▶ REQUIRED ACTION: In the copy, keep every line below as it is and leave out the pictures.
▼
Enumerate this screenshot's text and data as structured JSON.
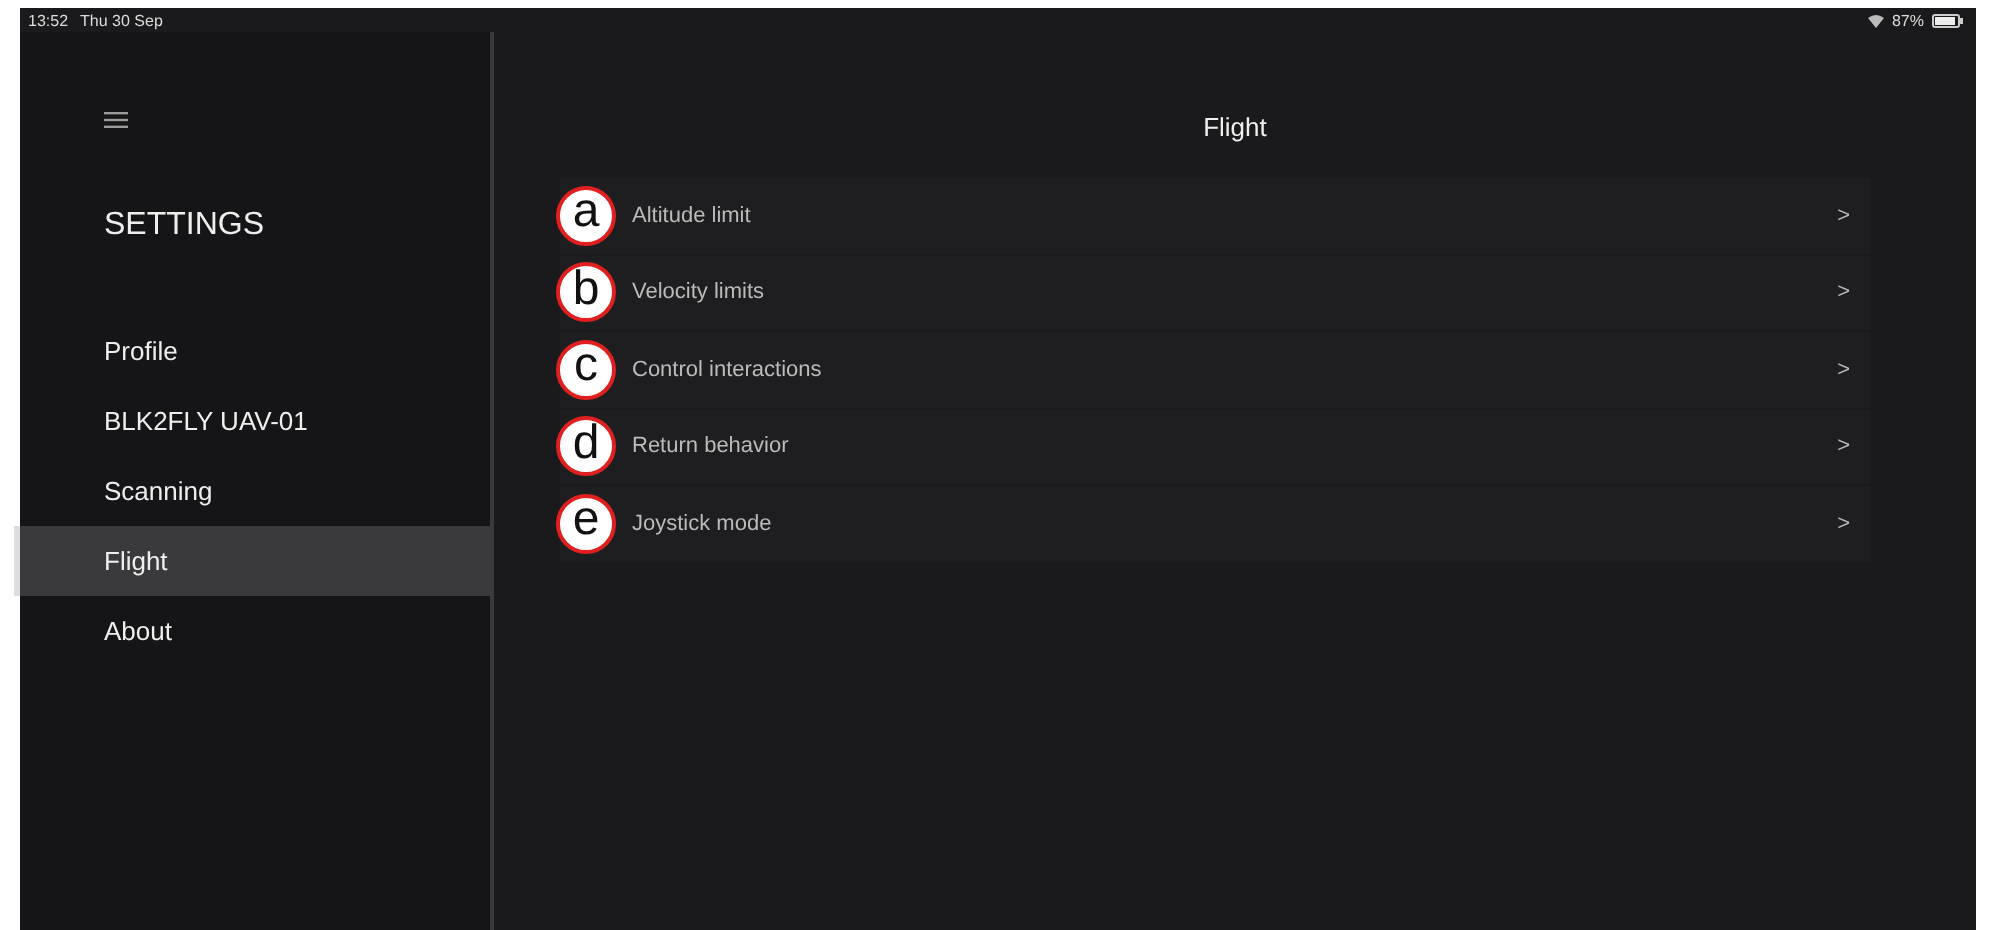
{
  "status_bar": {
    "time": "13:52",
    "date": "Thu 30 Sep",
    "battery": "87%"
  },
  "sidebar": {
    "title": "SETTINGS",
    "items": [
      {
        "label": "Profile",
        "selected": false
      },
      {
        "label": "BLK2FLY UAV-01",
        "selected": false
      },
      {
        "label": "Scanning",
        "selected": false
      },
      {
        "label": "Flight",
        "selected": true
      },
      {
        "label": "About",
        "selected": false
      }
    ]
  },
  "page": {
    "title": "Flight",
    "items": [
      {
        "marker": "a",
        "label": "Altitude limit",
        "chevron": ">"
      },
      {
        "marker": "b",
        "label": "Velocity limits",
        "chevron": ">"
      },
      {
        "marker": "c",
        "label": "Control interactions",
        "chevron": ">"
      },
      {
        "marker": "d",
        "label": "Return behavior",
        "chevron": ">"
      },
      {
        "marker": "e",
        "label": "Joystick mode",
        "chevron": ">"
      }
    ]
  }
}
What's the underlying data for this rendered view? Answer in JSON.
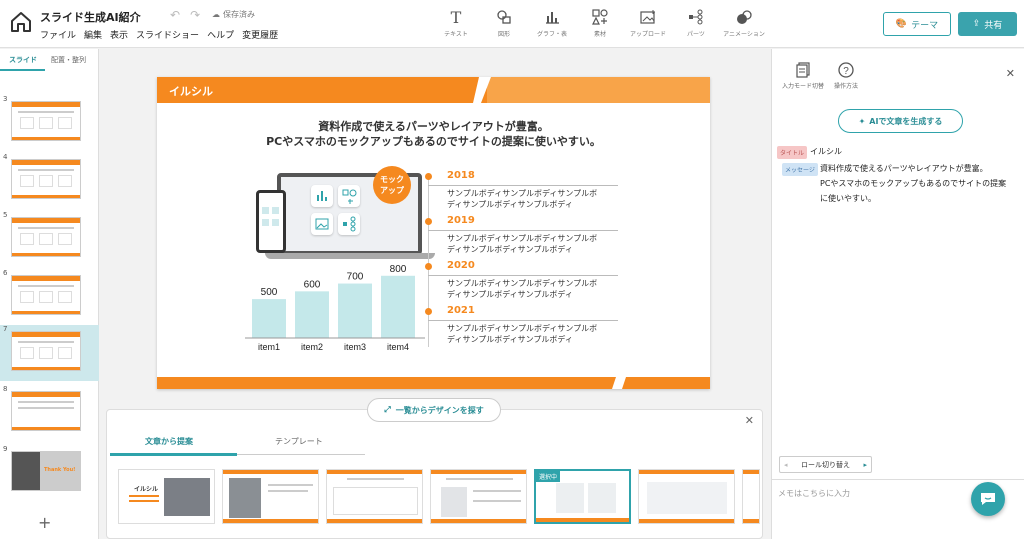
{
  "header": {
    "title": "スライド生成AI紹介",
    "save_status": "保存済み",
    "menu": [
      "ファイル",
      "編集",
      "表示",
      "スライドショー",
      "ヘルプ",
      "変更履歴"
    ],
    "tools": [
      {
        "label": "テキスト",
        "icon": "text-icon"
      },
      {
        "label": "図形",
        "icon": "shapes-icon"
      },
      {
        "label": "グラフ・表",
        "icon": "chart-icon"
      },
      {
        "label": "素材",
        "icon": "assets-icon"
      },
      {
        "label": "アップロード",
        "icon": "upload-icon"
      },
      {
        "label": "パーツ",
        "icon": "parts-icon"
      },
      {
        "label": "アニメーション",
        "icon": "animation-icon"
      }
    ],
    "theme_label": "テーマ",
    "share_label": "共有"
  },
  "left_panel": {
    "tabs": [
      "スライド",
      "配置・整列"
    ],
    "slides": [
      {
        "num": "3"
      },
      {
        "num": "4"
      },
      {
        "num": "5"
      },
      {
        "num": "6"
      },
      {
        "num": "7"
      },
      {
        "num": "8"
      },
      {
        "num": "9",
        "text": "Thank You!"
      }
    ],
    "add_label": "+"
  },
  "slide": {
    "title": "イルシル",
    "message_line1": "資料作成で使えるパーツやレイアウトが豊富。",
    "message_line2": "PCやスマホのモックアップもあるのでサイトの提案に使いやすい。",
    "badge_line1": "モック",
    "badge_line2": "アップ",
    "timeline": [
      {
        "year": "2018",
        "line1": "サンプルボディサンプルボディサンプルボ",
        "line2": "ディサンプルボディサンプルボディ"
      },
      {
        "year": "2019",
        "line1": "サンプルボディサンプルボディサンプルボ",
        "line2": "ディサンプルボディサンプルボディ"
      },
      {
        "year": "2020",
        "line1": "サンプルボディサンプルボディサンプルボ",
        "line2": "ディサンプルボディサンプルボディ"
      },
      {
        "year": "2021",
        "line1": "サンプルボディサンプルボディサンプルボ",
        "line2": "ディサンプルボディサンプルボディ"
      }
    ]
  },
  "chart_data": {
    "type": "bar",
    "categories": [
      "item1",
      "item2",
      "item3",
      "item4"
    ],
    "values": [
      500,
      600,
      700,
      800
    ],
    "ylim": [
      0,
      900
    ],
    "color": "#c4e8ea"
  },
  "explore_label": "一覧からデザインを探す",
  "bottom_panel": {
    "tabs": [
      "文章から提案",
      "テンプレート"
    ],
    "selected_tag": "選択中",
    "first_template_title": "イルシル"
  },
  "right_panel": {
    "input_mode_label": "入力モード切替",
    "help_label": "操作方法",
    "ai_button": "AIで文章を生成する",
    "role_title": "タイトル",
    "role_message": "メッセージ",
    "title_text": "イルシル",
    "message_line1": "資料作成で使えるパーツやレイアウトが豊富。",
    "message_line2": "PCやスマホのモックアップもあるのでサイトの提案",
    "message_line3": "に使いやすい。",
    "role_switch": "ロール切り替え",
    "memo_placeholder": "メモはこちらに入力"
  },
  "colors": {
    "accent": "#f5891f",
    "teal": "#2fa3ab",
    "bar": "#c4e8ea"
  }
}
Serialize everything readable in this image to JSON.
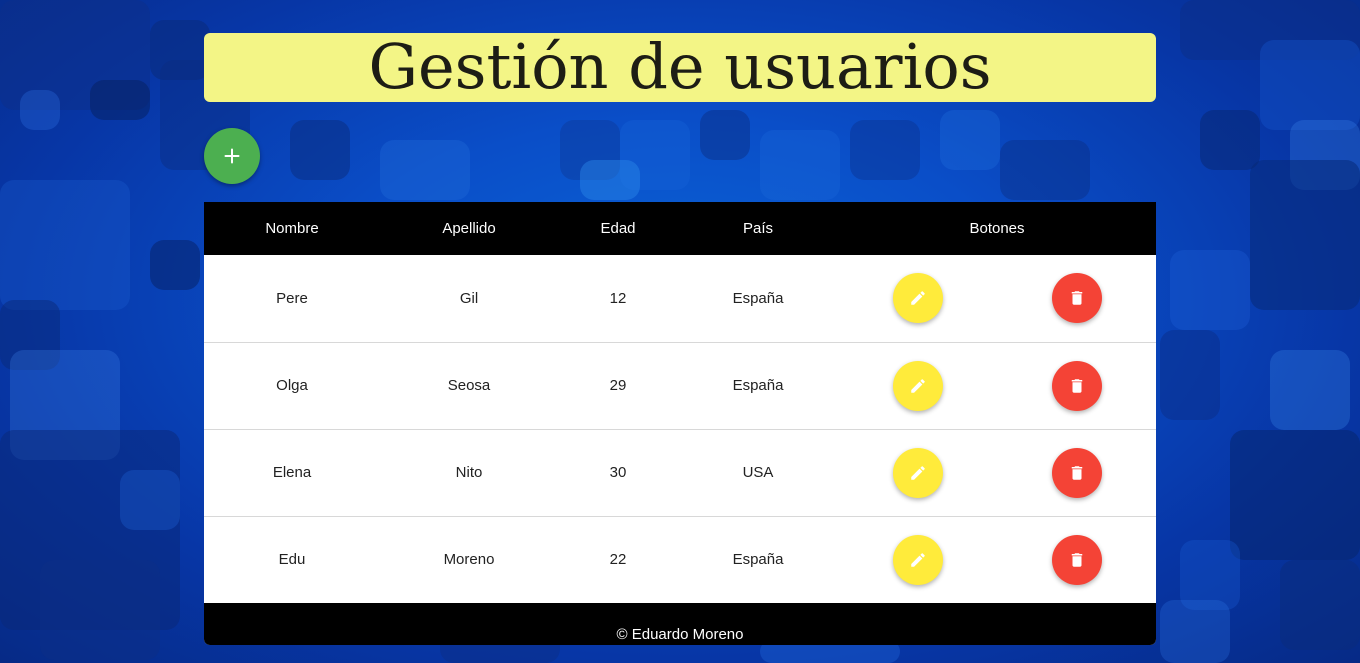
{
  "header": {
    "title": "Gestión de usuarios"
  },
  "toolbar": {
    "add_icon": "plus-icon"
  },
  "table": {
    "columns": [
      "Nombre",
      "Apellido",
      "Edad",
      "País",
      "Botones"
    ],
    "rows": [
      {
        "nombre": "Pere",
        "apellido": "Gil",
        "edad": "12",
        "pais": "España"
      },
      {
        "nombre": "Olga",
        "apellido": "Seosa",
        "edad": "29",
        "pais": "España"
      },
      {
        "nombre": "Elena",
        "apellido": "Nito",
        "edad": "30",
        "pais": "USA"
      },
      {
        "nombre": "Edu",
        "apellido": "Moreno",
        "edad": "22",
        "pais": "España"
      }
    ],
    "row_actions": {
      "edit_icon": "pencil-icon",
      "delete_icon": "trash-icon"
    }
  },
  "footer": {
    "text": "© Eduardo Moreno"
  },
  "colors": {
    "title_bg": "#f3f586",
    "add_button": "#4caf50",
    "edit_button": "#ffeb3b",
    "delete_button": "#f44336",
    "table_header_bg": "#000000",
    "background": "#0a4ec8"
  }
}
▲
▶ TASK RESPONSE:
Enumerate this screenshot's text and data as structured JSON.
{
  "status_bar": {
    "time": "13:52",
    "date": "Thu 30 Sep",
    "battery": "87%"
  },
  "sidebar": {
    "title": "SETTINGS",
    "items": [
      {
        "label": "Profile",
        "selected": false
      },
      {
        "label": "BLK2FLY UAV-01",
        "selected": false
      },
      {
        "label": "Scanning",
        "selected": false
      },
      {
        "label": "Flight",
        "selected": true
      },
      {
        "label": "About",
        "selected": false
      }
    ]
  },
  "page": {
    "title": "Flight",
    "items": [
      {
        "marker": "a",
        "label": "Altitude limit",
        "chevron": ">"
      },
      {
        "marker": "b",
        "label": "Velocity limits",
        "chevron": ">"
      },
      {
        "marker": "c",
        "label": "Control interactions",
        "chevron": ">"
      },
      {
        "marker": "d",
        "label": "Return behavior",
        "chevron": ">"
      },
      {
        "marker": "e",
        "label": "Joystick mode",
        "chevron": ">"
      }
    ]
  }
}
What's the underlying data for this rendered view? Answer in JSON.
{
  "header": {
    "title": "スライド生成AI紹介",
    "save_status": "保存済み",
    "menu": [
      "ファイル",
      "編集",
      "表示",
      "スライドショー",
      "ヘルプ",
      "変更履歴"
    ],
    "tools": [
      {
        "label": "テキスト",
        "icon": "text-icon"
      },
      {
        "label": "図形",
        "icon": "shapes-icon"
      },
      {
        "label": "グラフ・表",
        "icon": "chart-icon"
      },
      {
        "label": "素材",
        "icon": "assets-icon"
      },
      {
        "label": "アップロード",
        "icon": "upload-icon"
      },
      {
        "label": "パーツ",
        "icon": "parts-icon"
      },
      {
        "label": "アニメーション",
        "icon": "animation-icon"
      }
    ],
    "theme_label": "テーマ",
    "share_label": "共有"
  },
  "left_panel": {
    "tabs": [
      "スライド",
      "配置・整列"
    ],
    "slides": [
      {
        "num": "3"
      },
      {
        "num": "4"
      },
      {
        "num": "5"
      },
      {
        "num": "6"
      },
      {
        "num": "7"
      },
      {
        "num": "8"
      },
      {
        "num": "9",
        "text": "Thank You!"
      }
    ],
    "add_label": "+"
  },
  "slide": {
    "title": "イルシル",
    "message_line1": "資料作成で使えるパーツやレイアウトが豊富。",
    "message_line2": "PCやスマホのモックアップもあるのでサイトの提案に使いやすい。",
    "badge_line1": "モック",
    "badge_line2": "アップ",
    "timeline": [
      {
        "year": "2018",
        "line1": "サンプルボディサンプルボディサンプルボ",
        "line2": "ディサンプルボディサンプルボディ"
      },
      {
        "year": "2019",
        "line1": "サンプルボディサンプルボディサンプルボ",
        "line2": "ディサンプルボディサンプルボディ"
      },
      {
        "year": "2020",
        "line1": "サンプルボディサンプルボディサンプルボ",
        "line2": "ディサンプルボディサンプルボディ"
      },
      {
        "year": "2021",
        "line1": "サンプルボディサンプルボディサンプルボ",
        "line2": "ディサンプルボディサンプルボディ"
      }
    ]
  },
  "chart_data": {
    "type": "bar",
    "categories": [
      "item1",
      "item2",
      "item3",
      "item4"
    ],
    "values": [
      500,
      600,
      700,
      800
    ],
    "ylim": [
      0,
      900
    ],
    "color": "#c4e8ea"
  },
  "explore_label": "一覧からデザインを探す",
  "bottom_panel": {
    "tabs": [
      "文章から提案",
      "テンプレート"
    ],
    "selected_tag": "選択中",
    "first_template_title": "イルシル"
  },
  "right_panel": {
    "input_mode_label": "入力モード切替",
    "help_label": "操作方法",
    "ai_button": "AIで文章を生成する",
    "role_title": "タイトル",
    "role_message": "メッセージ",
    "title_text": "イルシル",
    "message_line1": "資料作成で使えるパーツやレイアウトが豊富。",
    "message_line2": "PCやスマホのモックアップもあるのでサイトの提案",
    "message_line3": "に使いやすい。",
    "role_switch": "ロール切り替え",
    "memo_placeholder": "メモはこちらに入力"
  },
  "colors": {
    "accent": "#f5891f",
    "teal": "#2fa3ab",
    "bar": "#c4e8ea"
  }
}
Serialize everything readable in this image to JSON.
{
  "header": {
    "title": "Gestión de usuarios"
  },
  "toolbar": {
    "add_icon": "plus-icon"
  },
  "table": {
    "columns": [
      "Nombre",
      "Apellido",
      "Edad",
      "País",
      "Botones"
    ],
    "rows": [
      {
        "nombre": "Pere",
        "apellido": "Gil",
        "edad": "12",
        "pais": "España"
      },
      {
        "nombre": "Olga",
        "apellido": "Seosa",
        "edad": "29",
        "pais": "España"
      },
      {
        "nombre": "Elena",
        "apellido": "Nito",
        "edad": "30",
        "pais": "USA"
      },
      {
        "nombre": "Edu",
        "apellido": "Moreno",
        "edad": "22",
        "pais": "España"
      }
    ],
    "row_actions": {
      "edit_icon": "pencil-icon",
      "delete_icon": "trash-icon"
    }
  },
  "footer": {
    "text": "© Eduardo Moreno"
  },
  "colors": {
    "title_bg": "#f3f586",
    "add_button": "#4caf50",
    "edit_button": "#ffeb3b",
    "delete_button": "#f44336",
    "table_header_bg": "#000000",
    "background": "#0a4ec8"
  }
}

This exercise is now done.